A concussion is a brain injury and all brain injuries are serious. They are caused by a bump, blow, or jolt to the head, or by a blow to another part of the body with the force transmitted to the head. They can range from mild to severe and can disrupt the way the brain normally works. Even though most concussions are mild, all concussions are potentially serious and may result in complications including prolonged brain damage and death if not recognized and managed properly. In other words, even a “ding” or a bump on the head can be serious. You can’t see a concussion and most sports concussions occur without loss of consciousness. Signs and symptoms of concussion may show up right after the injury or can take hours or days to fully appear. If your child reports any symptoms of concussion, or if you notice the symptoms or signs of concussion yourself, seek medical attention right away.
Symptoms may include one or more of the following:
· “Pressure in head”
· Nausea or vomiting
· Neck pain
· Balance problems or dizziness
· Blurred, double, or fuzzy vision
· Sensitivity to light or noise
· Feeling sluggish or slowed down
· Feeling foggy or groggy
· Change in sleep patterns
· “Don’t feel right”
· Fatigue or low energy
· Nervousness or anxiety
· More emotional
· Concentration or memory problems (forgetting game plays)
· Repeating the same question/comment
Signs observed by teammates, parents and coaches include:
· Appears dazed
· Vacant facial expression
· Confused about assignment
· Forgets plays
· Is unsure of game, score, or opponent
· Moves clumsily or displays in coordination
· Answers questions slowly
· Slurred speech
· Shows behavior or personality changes
· Can’t recall events prior to hit
· Can’t recall events after hit
· Seizures or convulsions
· Any change in typical behavior or personality
· Loses consciousness
What can happen if my child keeps on playing with a concussion or returns to soon?
Athletes with the signs and symptoms of concussion should be removed from play immediately. Continuing to play with the signs and symptoms of a concussion leaves the young athlete especially vulnerable to greater injury. There is an increased risk of significant damage from a concussion for a period of time after that concussion occurs, particularly if the athlete suffers another concussion before completely recovering from the first one. This can lead to prolonged recovery, or even to severe brain swelling (second impact syndrome) with devastating and even fatal consequences. It is well known that adolescent or teenage athlete will often under report symptoms of injuries. And concussions are no different. As a result, education of administrators, coaches, parents and students is the key for student-athlete’s safety.

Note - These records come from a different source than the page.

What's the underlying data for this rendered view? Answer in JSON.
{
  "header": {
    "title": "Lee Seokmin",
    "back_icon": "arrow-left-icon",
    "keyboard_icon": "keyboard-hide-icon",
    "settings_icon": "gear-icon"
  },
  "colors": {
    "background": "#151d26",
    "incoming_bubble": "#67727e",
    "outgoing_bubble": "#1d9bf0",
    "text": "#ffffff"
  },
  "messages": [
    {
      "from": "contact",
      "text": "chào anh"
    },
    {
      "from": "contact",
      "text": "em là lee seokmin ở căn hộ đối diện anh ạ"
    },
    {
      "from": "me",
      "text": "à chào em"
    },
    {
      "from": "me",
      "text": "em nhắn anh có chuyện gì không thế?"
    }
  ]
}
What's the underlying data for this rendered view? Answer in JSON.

If you think your child has suffered a concussion
Any athlete even suspected of suffering a concussion should be removed from the game or practice immediately. No athlete may return to activity after an apparent head injury or concussion, regardless of how mild it seems or how quickly symptoms clear, without medical clearance. Close observation of the athlete should continue for several hours. The new “Zackery Lystedt Law” in Washington now requires the consistent and uniform implementation of long and well-established return to play concussion guidelines that have been recommended for several years:

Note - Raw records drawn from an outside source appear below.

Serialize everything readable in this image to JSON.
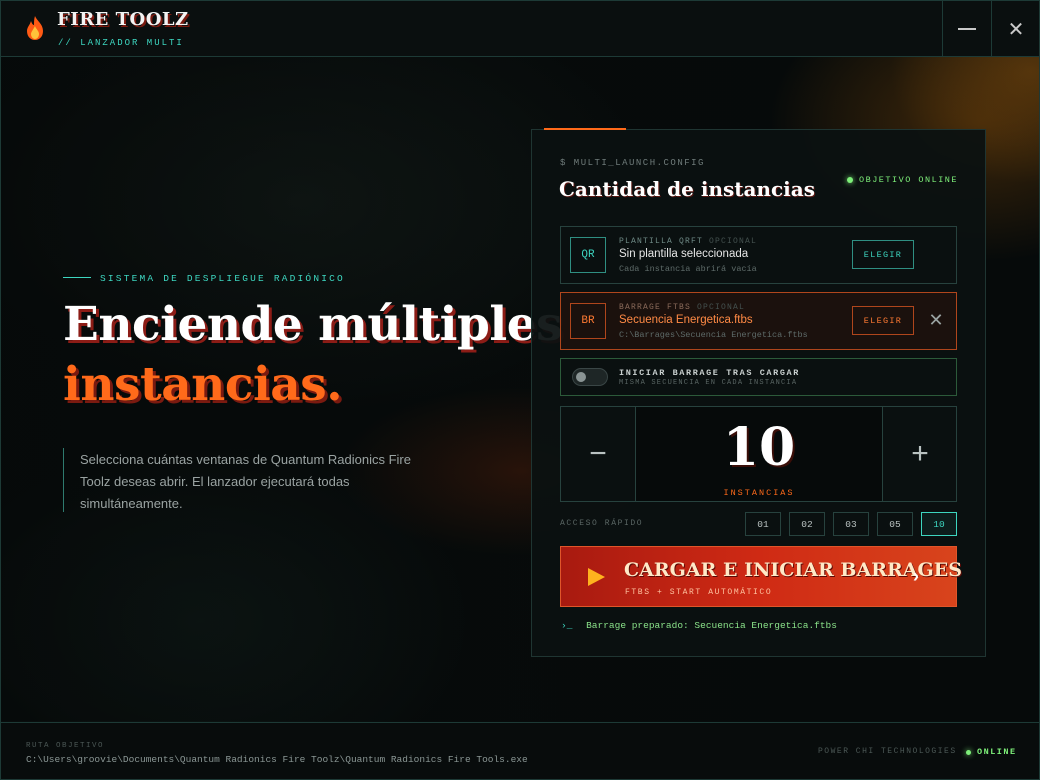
{
  "window": {
    "title": "FIRE TOOLZ",
    "subtitle": "// LANZADOR MULTI",
    "minimize_icon": "minimize-icon",
    "close_icon": "close-icon"
  },
  "hero": {
    "eyebrow": "SISTEMA DE DESPLIEGUE RADIÓNICO",
    "headline_line1": "Enciende múltiples",
    "headline_line2": "instancias.",
    "description": "Selecciona cuántas ventanas de Quantum Radionics Fire Toolz deseas abrir. El lanzador ejecutará todas simultáneamente."
  },
  "panel": {
    "config_label": "$ MULTI_LAUNCH.CONFIG",
    "title": "Cantidad de instancias",
    "status": "OBJETIVO ONLINE",
    "template": {
      "badge": "QR",
      "kicker": "PLANTILLA QRFT",
      "optional": "OPCIONAL",
      "value": "Sin plantilla seleccionada",
      "sub": "Cada instancia abrirá vacía",
      "button": "ELEGIR"
    },
    "barrage": {
      "badge": "BR",
      "kicker": "BARRAGE FTBS",
      "optional": "OPCIONAL",
      "value": "Secuencia Energetica.ftbs",
      "sub": "C:\\Barrages\\Secuencia Energetica.ftbs",
      "button": "ELEGIR",
      "clear_icon": "close-icon"
    },
    "toggle": {
      "label": "INICIAR BARRAGE TRAS CARGAR",
      "sub": "MISMA SECUENCIA EN CADA INSTANCIA",
      "on": false
    },
    "stepper": {
      "minus": "−",
      "value": "10",
      "unit": "INSTANCIAS",
      "plus": "+"
    },
    "quick": {
      "label": "ACCESO RÁPIDO",
      "options": [
        "01",
        "02",
        "03",
        "05",
        "10"
      ],
      "selected": "10"
    },
    "launch": {
      "title": "CARGAR E INICIAR BARRAGES",
      "sub": "FTBS + START AUTOMÁTICO",
      "arrow": "›"
    },
    "log": {
      "prompt": "›_",
      "message": "Barrage preparado: Secuencia Energetica.ftbs"
    }
  },
  "footer": {
    "path_label": "RUTA OBJETIVO",
    "path_value": "C:\\Users\\groovie\\Documents\\Quantum Radionics Fire Toolz\\Quantum Radionics Fire Tools.exe",
    "vendor": "POWER CHI TECHNOLOGIES",
    "status": "ONLINE"
  },
  "colors": {
    "accent_teal": "#3dd6c0",
    "accent_orange": "#ff6a1a",
    "launch_red": "#cf2a14",
    "online_green": "#7ef07a"
  }
}
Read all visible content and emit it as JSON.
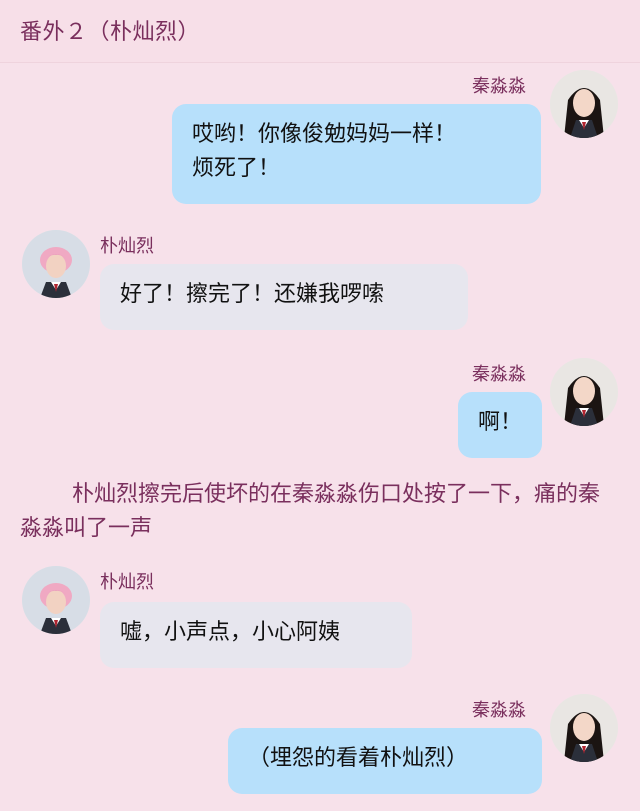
{
  "header": {
    "title": "番外２（朴灿烈）"
  },
  "messages": [
    {
      "side": "right",
      "sender": "秦淼淼",
      "text_lines": [
        "哎哟！你像俊勉妈妈一样！",
        "烦死了！"
      ]
    },
    {
      "side": "left",
      "sender": "朴灿烈",
      "text": "好了！擦完了！还嫌我啰嗦"
    },
    {
      "side": "right",
      "sender": "秦淼淼",
      "text": "啊！"
    },
    {
      "narration": "朴灿烈擦完后使坏的在秦淼淼伤口处按了一下，痛的秦淼淼叫了一声"
    },
    {
      "side": "left",
      "sender": "朴灿烈",
      "text": "嘘，小声点，小心阿姨"
    },
    {
      "side": "right",
      "sender": "秦淼淼",
      "text": "（埋怨的看着朴灿烈）"
    }
  ],
  "avatars": {
    "qin": {
      "icon": "girl-avatar-icon"
    },
    "park": {
      "icon": "boy-pink-hair-avatar-icon"
    }
  },
  "colors": {
    "background": "#f7e1ea",
    "accent_text": "#7a2f5d",
    "right_bubble": "#b7e0fb",
    "left_bubble": "#e7e6ee"
  }
}
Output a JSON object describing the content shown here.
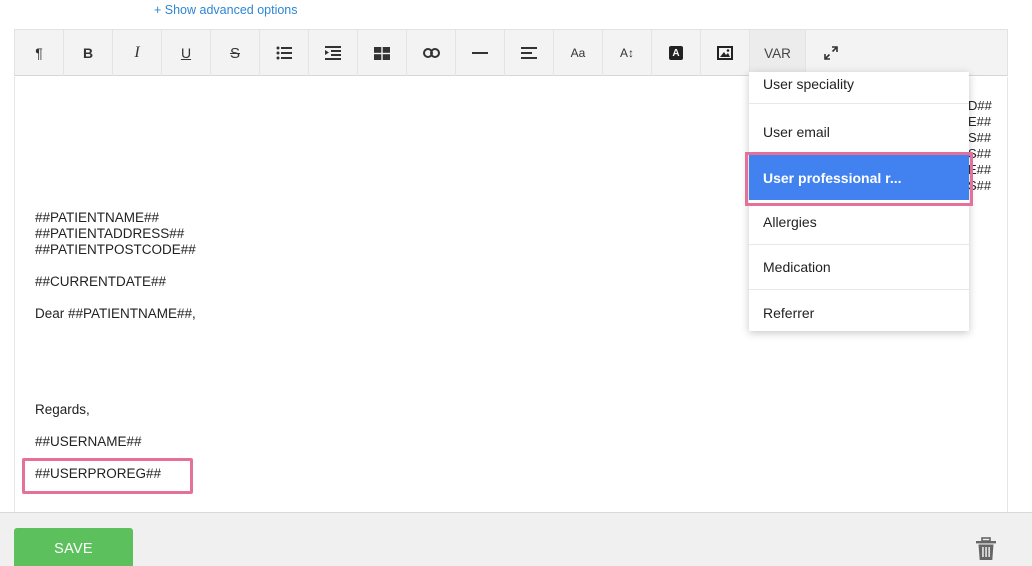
{
  "advanced_link": "+ Show advanced options",
  "toolbar": {
    "paragraph_icon": "¶",
    "bold": "B",
    "italic": "I",
    "underline": "U",
    "strike": "S",
    "font_family": "Aa",
    "font_size": "A↕",
    "text_color": "A",
    "var_label": "VAR"
  },
  "editor": {
    "right_fragments": [
      "D##",
      "E##",
      "S##",
      "S##",
      "E##",
      "S##"
    ],
    "lines": {
      "patient_name": "##PATIENTNAME##",
      "patient_address": "##PATIENTADDRESS##",
      "patient_postcode": "##PATIENTPOSTCODE##",
      "current_date": "##CURRENTDATE##",
      "greeting": "Dear ##PATIENTNAME##,",
      "regards": "Regards,",
      "username": "##USERNAME##",
      "user_pro_reg": "##USERPROREG##"
    }
  },
  "var_dropdown": {
    "items": [
      {
        "label": "User speciality"
      },
      {
        "label": "User email"
      },
      {
        "label": "User professional r..."
      },
      {
        "label": "Allergies"
      },
      {
        "label": "Medication"
      },
      {
        "label": "Referrer"
      }
    ],
    "selected_index": 2
  },
  "footer": {
    "save_label": "SAVE",
    "delete_icon": "trash-icon"
  },
  "colors": {
    "accent_blue": "#4182f0",
    "highlight_pink": "#e5719b",
    "save_green": "#5cc15c",
    "link_blue": "#2f86d4"
  }
}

“a youth athlete who is suspected of sustaining a concussion or head injury in a practice or game shall be removed from competition at that time”
“…may not return to play until the athlete is evaluated by a licensed heath care provider trained in the evaluation and management of concussion and received written clearance to return to play from that health care provider”.
You should also inform your child’s coach if you think that your child may have a concussion Remember its better to miss one game than miss the whole season. And when in doubt, the athlete sits out.
For current and up-to-date information on concussions you can go to: http://www.cdc.gov/ConcussionInYouthSports/